- **TASK STATEMENT**: A single number is the answer: the count of lines in the records that hold the word "processingGroup".

- **RECORDS**:
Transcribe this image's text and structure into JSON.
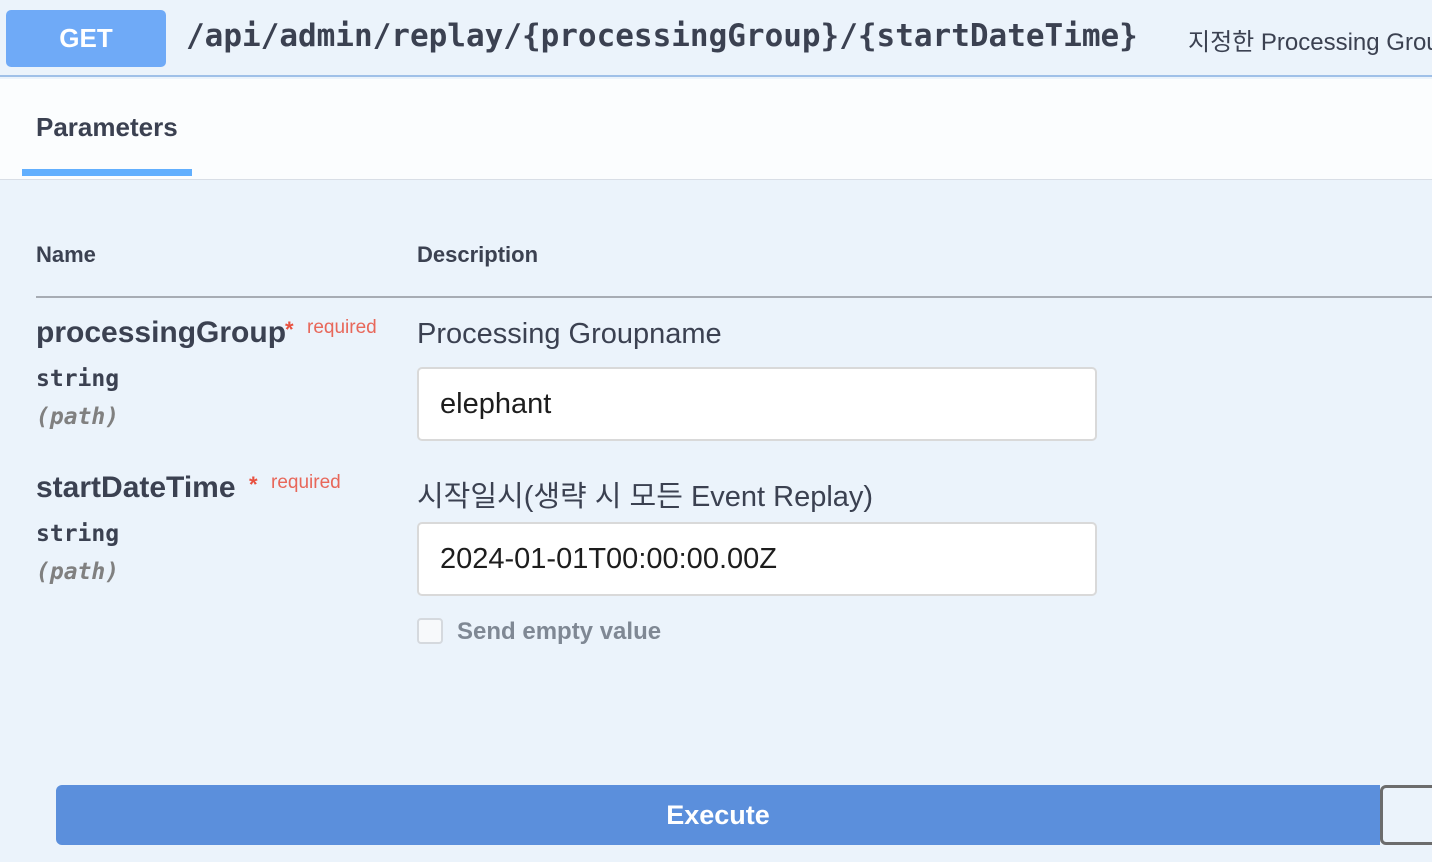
{
  "operation": {
    "method": "GET",
    "path": "/api/admin/replay/{processingGroup}/{startDateTime}",
    "summary": "지정한 Processing Grou"
  },
  "tabs": {
    "parameters_label": "Parameters"
  },
  "table": {
    "name_header": "Name",
    "description_header": "Description"
  },
  "parameters": [
    {
      "name": "processingGroup",
      "required_star": "*",
      "required_label": "required",
      "type": "string",
      "in": "(path)",
      "description": "Processing Groupname",
      "value": "elephant"
    },
    {
      "name": "startDateTime",
      "required_star": "*",
      "required_label": "required",
      "type": "string",
      "in": "(path)",
      "description": "시작일시(생략 시 모든 Event Replay)",
      "value": "2024-01-01T00:00:00.00Z"
    }
  ],
  "send_empty_value": {
    "label": "Send empty value",
    "checked": false
  },
  "actions": {
    "execute_label": "Execute"
  },
  "colors": {
    "method_get": "#6faaf7",
    "tab_active": "#61affe",
    "required": "#e85140",
    "execute": "#5b8fdc",
    "background": "#ebf3fb"
  }
}
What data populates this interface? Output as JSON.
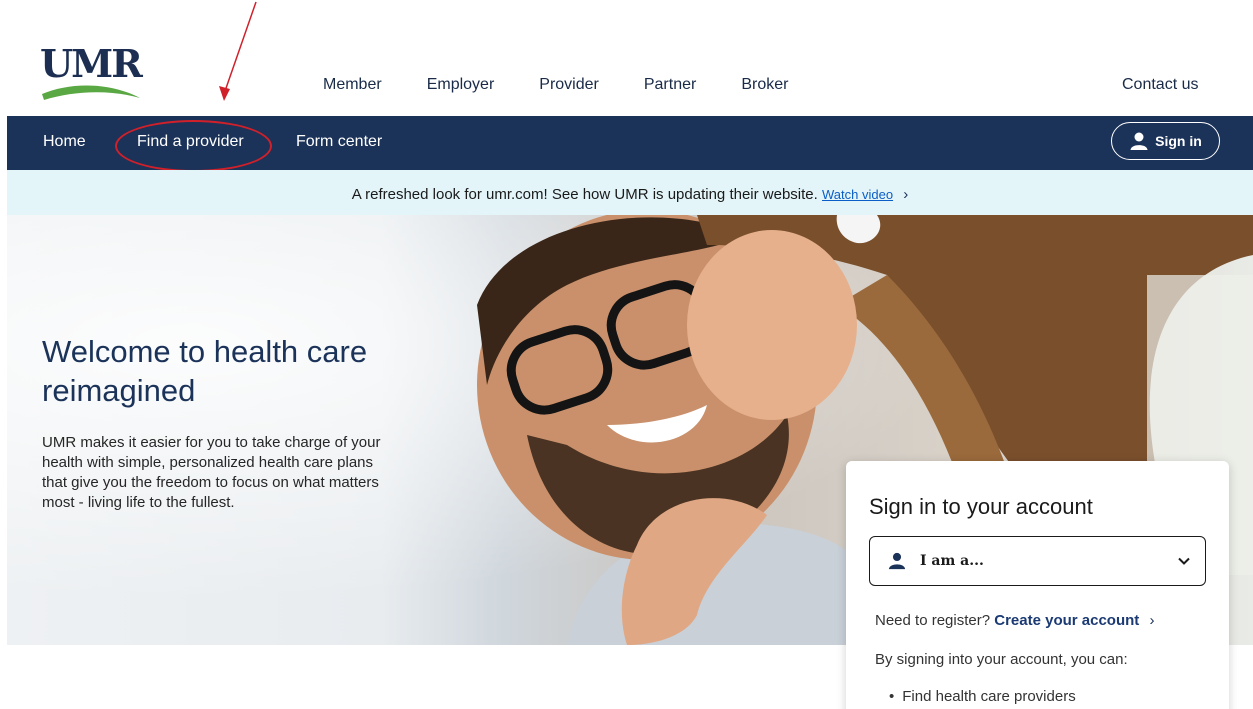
{
  "logo": {
    "text": "UMR",
    "swoosh_color": "#5aa844"
  },
  "audience_nav": [
    "Member",
    "Employer",
    "Provider",
    "Partner",
    "Broker"
  ],
  "contact_label": "Contact us",
  "primary_nav": {
    "home": "Home",
    "find_provider": "Find a provider",
    "form_center": "Form center",
    "sign_in": "Sign in"
  },
  "banner": {
    "text": "A refreshed look for umr.com! See how UMR is updating their website.",
    "link": "Watch video",
    "chevron": "›"
  },
  "hero": {
    "title": "Welcome to health care reimagined",
    "body": "UMR makes it easier for you to take charge of your health with simple, personalized health care plans that give you the freedom to focus on what matters most - living life to the fullest."
  },
  "signin_card": {
    "title": "Sign in to your account",
    "role_selected": "I am a...",
    "register_prompt": "Need to register?",
    "register_link": "Create your account",
    "chevron": "›",
    "benefit_intro": "By signing into your account, you can:",
    "benefits": [
      "Find health care providers"
    ]
  },
  "colors": {
    "navy": "#1b3259",
    "banner_bg": "#e3f5f9",
    "annotation_red": "#d0202a",
    "link_blue": "#0b5ec7"
  },
  "icons": [
    "user-icon",
    "chevron-down-icon",
    "chevron-right-icon"
  ]
}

- **EXERCISE ANSWER**: 2